I just think about being in a gym in Floyd County calling a game, said Rice. I think about Wheelwright, Garrett and all of the other communities throughout the 15th Region. I think about where I am from and all of those who played a part in me being where I am today.

Asked if he thought he would ever work an Olympics, Rice said yes.

I dont mean this to be arrogant, but when I started calling games I approached it as a profession and I knew I wanted to work for a network, Rice said. I knew I could do it if I was dedicated and committed myself to learning and growing within the profession.

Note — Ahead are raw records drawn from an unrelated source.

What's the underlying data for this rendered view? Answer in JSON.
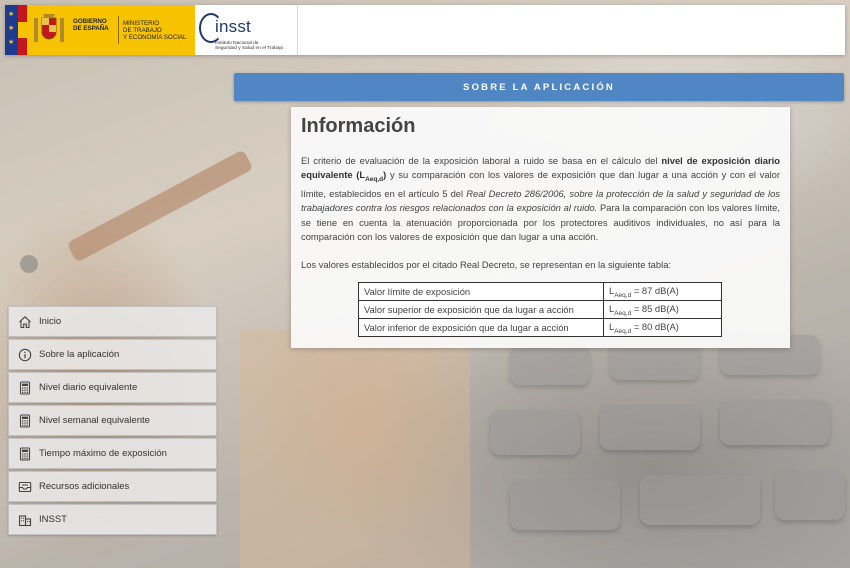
{
  "header": {
    "gov_name_lines": [
      "GOBIERNO",
      "DE ESPAÑA"
    ],
    "ministry_lines": [
      "MINISTERIO",
      "DE TRABAJO",
      "Y ECONOMÍA SOCIAL"
    ],
    "insst_name": "insst",
    "insst_sub_lines": [
      "Instituto Nacional de",
      "Seguridad y Salud en el Trabajo"
    ]
  },
  "title_bar": "SOBRE LA APLICACIÓN",
  "content": {
    "heading": "Información",
    "p1": {
      "t1": "El criterio de evaluación de la exposición laboral a ruido se basa en el cálculo del ",
      "b1": "nivel de exposición diario equivalente (L",
      "b1_sub": "Aeq,d",
      "b1_end": ")",
      "t2": " y su comparación con los valores de exposición que dan lugar a una acción y con el valor límite, establecidos en el artículo 5 del ",
      "i1": "Real Decreto 286/2006, sobre la protección de la salud y seguridad de los trabajadores contra los riesgos relacionados con la exposición al ruido.",
      "t3": " Para la comparación con los valores límite, se tiene en cuenta la atenuación proporcionada por los protectores auditivos individuales, no así para la comparación con los valores de exposición que dan lugar a una acción."
    },
    "p2": "Los valores establecidos por el citado Real Decreto, se representan en la siguiente tabla:",
    "table": [
      {
        "label": "Valor límite de exposición",
        "sym": "L",
        "sub": "Aeq,d",
        "value": " = 87 dB(A)"
      },
      {
        "label": "Valor superior de exposición que da lugar a acción",
        "sym": "L",
        "sub": "Aeq,d",
        "value": " = 85 dB(A)"
      },
      {
        "label": "Valor inferior de exposición que da lugar a acción",
        "sym": "L",
        "sub": "Aeq,d",
        "value": " = 80 dB(A)"
      }
    ]
  },
  "menu": [
    {
      "label": "Inicio",
      "icon": "home-icon"
    },
    {
      "label": "Sobre la aplicación",
      "icon": "info-icon"
    },
    {
      "label": "Nivel diario equivalente",
      "icon": "calculator-icon"
    },
    {
      "label": "Nivel semanal equivalente",
      "icon": "calculator-icon"
    },
    {
      "label": "Tiempo máximo de exposición",
      "icon": "calculator-icon"
    },
    {
      "label": "Recursos adicionales",
      "icon": "inbox-icon"
    },
    {
      "label": "INSST",
      "icon": "building-icon"
    }
  ],
  "colors": {
    "accent": "#4f86c3",
    "gov_yellow": "#f7c200",
    "gov_red": "#c4161c",
    "eu_blue": "#1d3a8f",
    "insst_blue": "#1f3a6e"
  }
}
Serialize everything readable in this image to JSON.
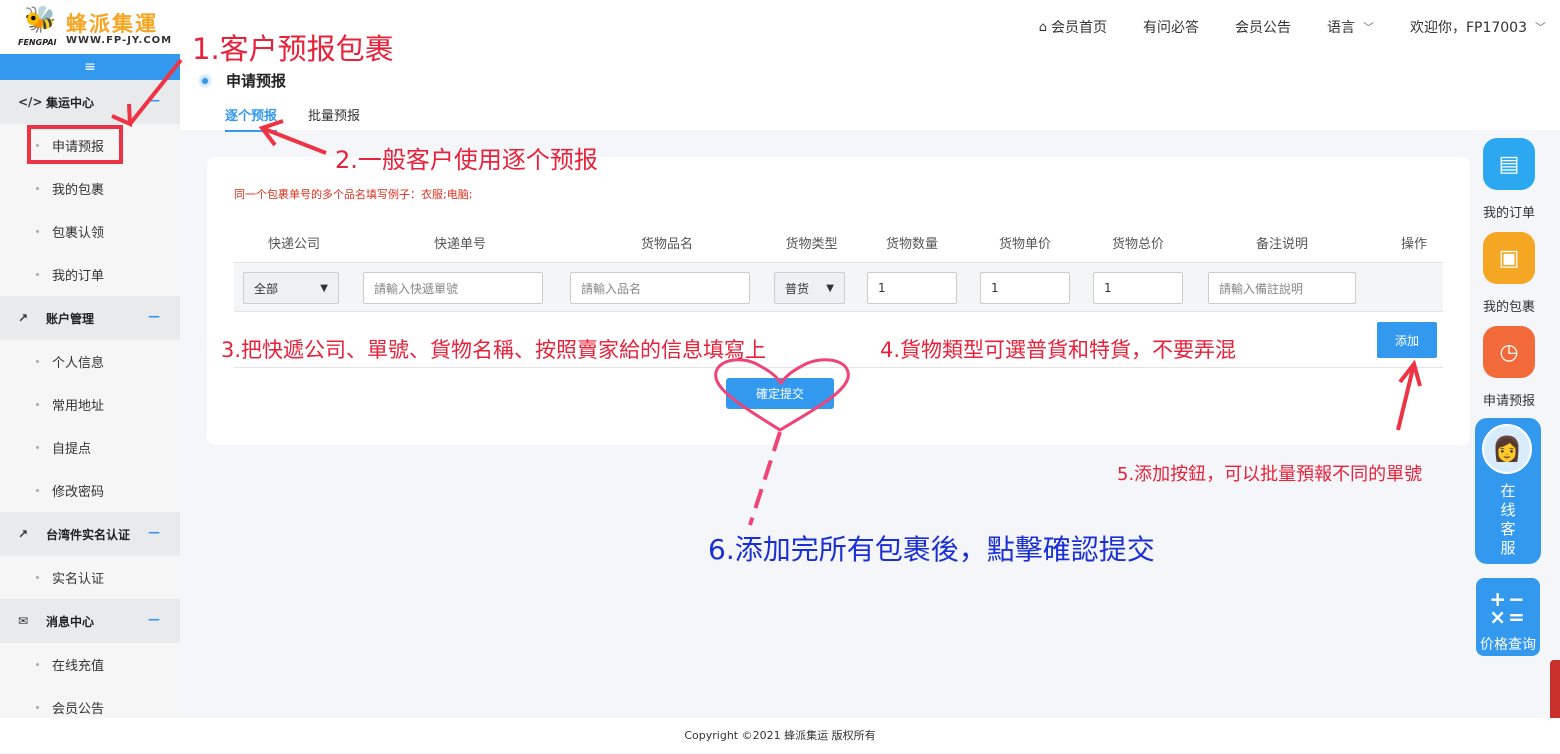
{
  "header": {
    "logo_cn": "蜂派集運",
    "logo_url": "WWW.FP-JY.COM",
    "logo_sub": "FENGPAI",
    "nav": [
      {
        "label": "会员首页",
        "icon": "home-icon"
      },
      {
        "label": "有问必答"
      },
      {
        "label": "会员公告"
      },
      {
        "label": "语言",
        "dropdown": true
      },
      {
        "label": "欢迎你，FP17003",
        "dropdown": true
      }
    ]
  },
  "sidebar": {
    "toggle_icon": "menu-icon",
    "groups": [
      {
        "label": "集运中心",
        "icon": "code-icon",
        "items": [
          "申请预报",
          "我的包裹",
          "包裹认领",
          "我的订单"
        ]
      },
      {
        "label": "账户管理",
        "icon": "chart-icon",
        "items": [
          "个人信息",
          "常用地址",
          "自提点",
          "修改密码"
        ]
      },
      {
        "label": "台湾件实名认证",
        "icon": "chart-icon",
        "items": [
          "实名认证"
        ]
      },
      {
        "label": "消息中心",
        "icon": "mail-icon",
        "items": [
          "在线充值",
          "会员公告"
        ]
      }
    ]
  },
  "page": {
    "title": "申请预报",
    "tabs": [
      "逐个预报",
      "批量预报"
    ],
    "active_tab": "逐个预报"
  },
  "form": {
    "hint": "同一个包裹单号的多个品名填写例子：衣服;电脑;",
    "columns": [
      "快递公司",
      "快递单号",
      "货物品名",
      "货物类型",
      "货物数量",
      "货物单价",
      "货物总价",
      "备注说明",
      "操作"
    ],
    "row": {
      "courier": "全部",
      "tracking_placeholder": "請輸入快遞單號",
      "product_placeholder": "請輸入品名",
      "type": "普货",
      "quantity": "1",
      "unit_price": "1",
      "total_price": "1",
      "note_placeholder": "請輸入備註說明"
    },
    "add_label": "添加",
    "submit_label": "確定提交"
  },
  "quick": {
    "orders": "我的订单",
    "packages": "我的包裹",
    "forecast": "申请预报",
    "service": "在线客服",
    "price": "价格查询"
  },
  "footer": "Copyright ©2021 蜂派集运 版权所有",
  "annotations": {
    "a1": "1.客户预报包裹",
    "a2": "2.一般客户使用逐个预报",
    "a3": "3.把快遞公司、單號、貨物名稱、按照賣家給的信息填寫上",
    "a4": "4.貨物類型可選普貨和特貨，不要弄混",
    "a5": "5.添加按鈕，可以批量預報不同的單號",
    "a6": "6.添加完所有包裹後，點擊確認提交"
  },
  "colors": {
    "accent": "#3399ee",
    "annotation_red": "#e8223a",
    "annotation_blue": "#1a2fd6",
    "logo_gold": "#f5a623"
  }
}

After graduating from the University of Kentucky in 1980, Rice became sports director of WTVQ in Lexington, Ky. for two years before going to work for ESPN as a national freelancer in 1982. Hes been a sportscaster for NBC since 1999.

From Denzel to Bear Bryant All roads lead home

Last year, Rice was working the Premier Boxing Championship on NBC in Las Vegas, Nev. He walked into the ring for an interview and Denzel Washington, who was in attendance, nodded at Rice.

"He nodded at me, I nodded back, said Rice. I wasn't sure if he was familiar with my NBC work or heard I used to call the 15th Region championship game. I think that way sometimes to amuse myself right before something big. I've talked to Bob Baffert about small towns and close families, which he can relate to, and some off the wall story, two minutes before I am to interview on the Derby walkover. We've had some great laughs off camera."

And those Floyd County connectionshave paid off for Rice. In 1981, Bear Bryant made his final trip to Lexington as coach of the Alabama Crimson Tide.

It was a Friday and I was at the Holiday Inn on Newtown Pike in Lexington, recalled Rice. There were a large number of fans there, and the hotel notified us that the teams flight had been delayed. There were other reporters there waiting, and they eventually left because they had to work high school football games that night.

Rice stayed and landed the interview, with the help of name dropping Floyd Countys own Shorty Jamerson.

Coach Bryant walks in and we are ready to roll and my camera man had left the camera battery on and it was dead, said Rice. I started talking to Coach Bryant about Shorty Jamerson, and he asked me if I knew Shorty. I said yes we are from the same community in Eastern Kentucky.

Bryant began a conversation about Wilbur Shorty Jamerson and reminisced about his contributions to the University of Kentucky football team during Bryants tenure there. He scored both touchdowns in the 1951 Sugar Bowl win over Oklahoma in New Orleans, La., ending the Sooners undefeated season.

By the time we got done talking, the camera man had retrieved another battery and Coach Bryant gave me the interview, added Rice. He gave me that interview because of Shorty Jamerson.

Next month, all roads lead to Rio for the Olympics, but for Rice, all roads will always lead home to Eastern, Ky.